§ **Work item**
Without the images, print all the entries below exactly as given.
··· Information shown
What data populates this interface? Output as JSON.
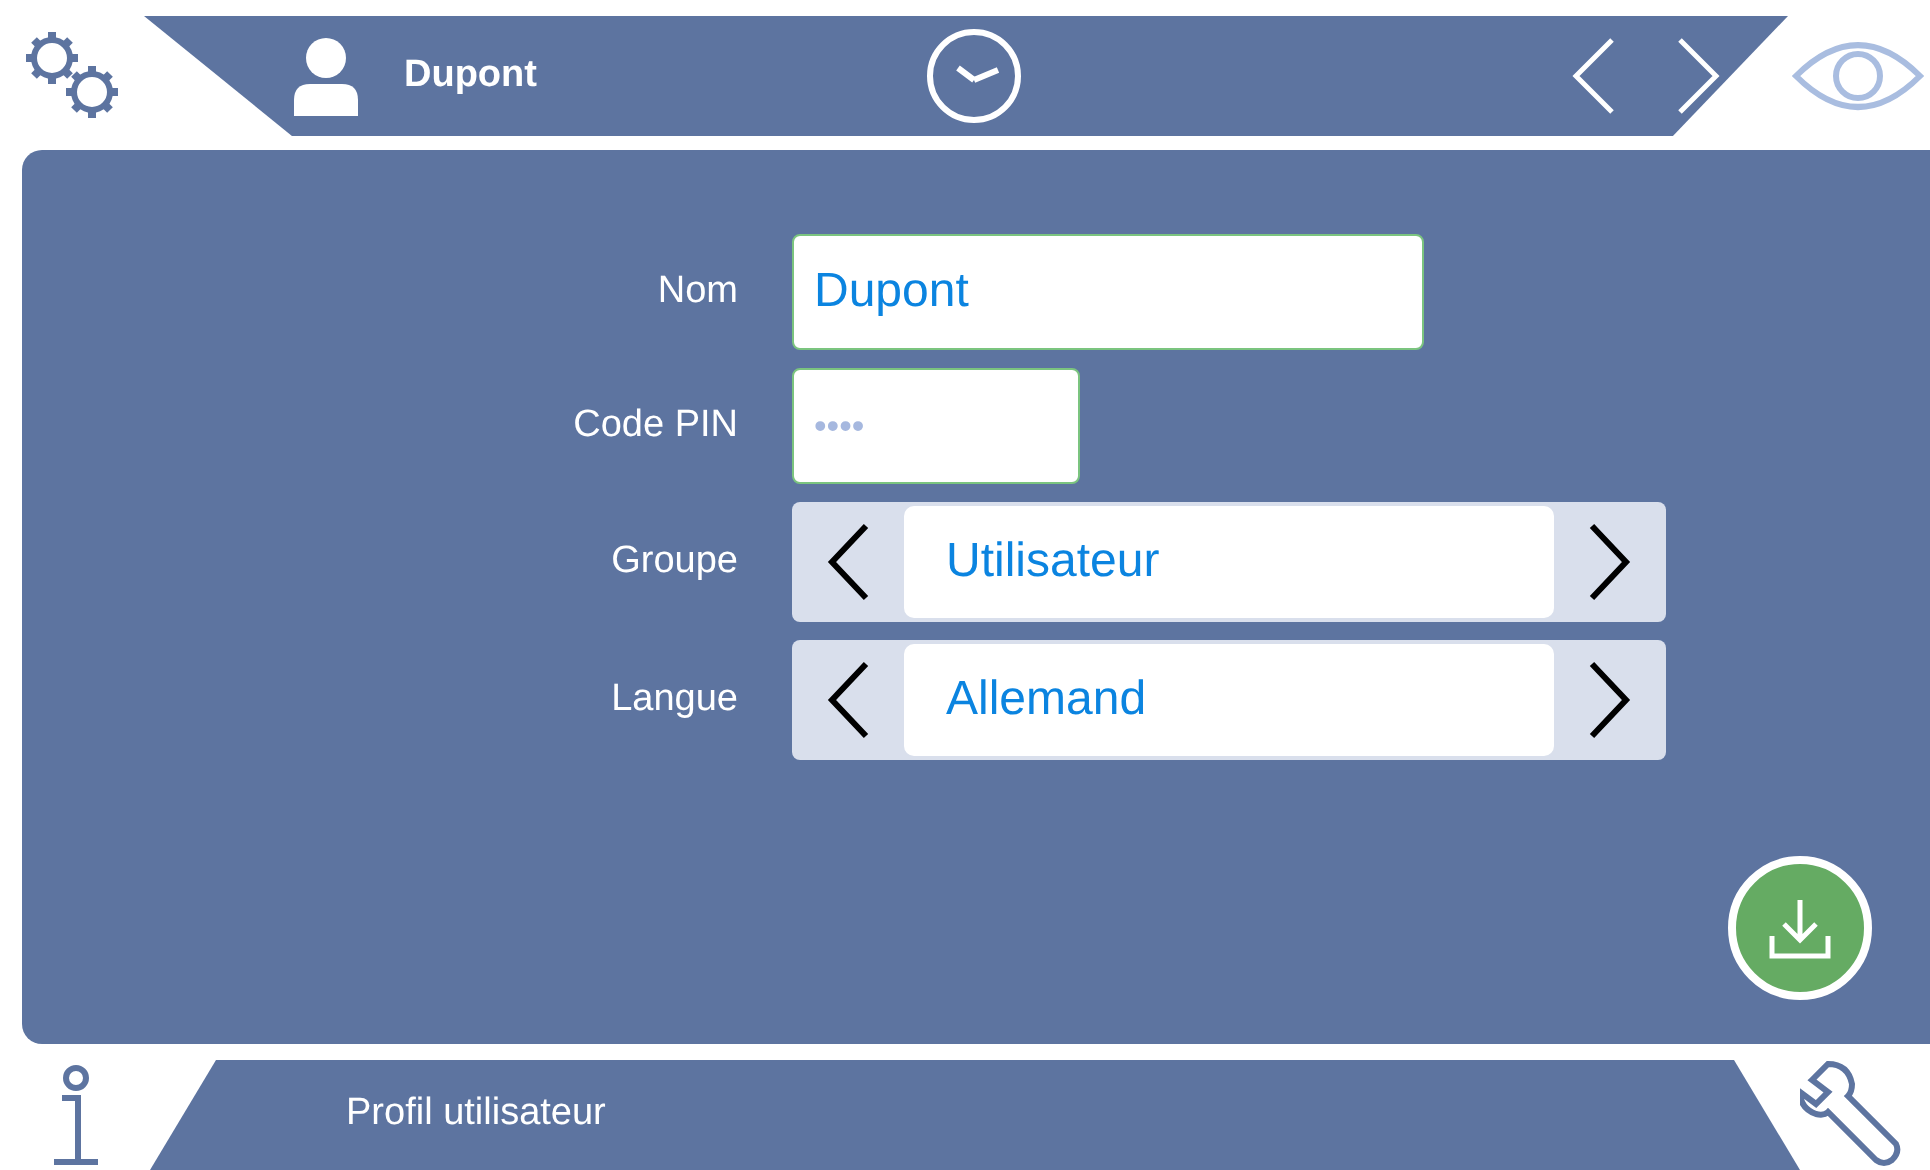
{
  "header": {
    "user": "Dupont"
  },
  "form": {
    "fields": [
      {
        "kind": "text",
        "label": "Nom",
        "value": "Dupont"
      },
      {
        "kind": "pin",
        "label": "Code PIN",
        "value": "••••"
      },
      {
        "kind": "selector",
        "label": "Groupe",
        "value": "Utilisateur"
      },
      {
        "kind": "selector",
        "label": "Langue",
        "value": "Allemand"
      }
    ]
  },
  "footer": {
    "title": "Profil utilisateur"
  }
}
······
§ **Exercise response**
What data populates this interface? Output as JSON.
{
  "header": {
    "user": "Dupont"
  },
  "form": {
    "fields": [
      {
        "kind": "text",
        "label": "Nom",
        "value": "Dupont"
      },
      {
        "kind": "pin",
        "label": "Code PIN",
        "value": "••••"
      },
      {
        "kind": "selector",
        "label": "Groupe",
        "value": "Utilisateur"
      },
      {
        "kind": "selector",
        "label": "Langue",
        "value": "Allemand"
      }
    ]
  },
  "footer": {
    "title": "Profil utilisateur"
  }
}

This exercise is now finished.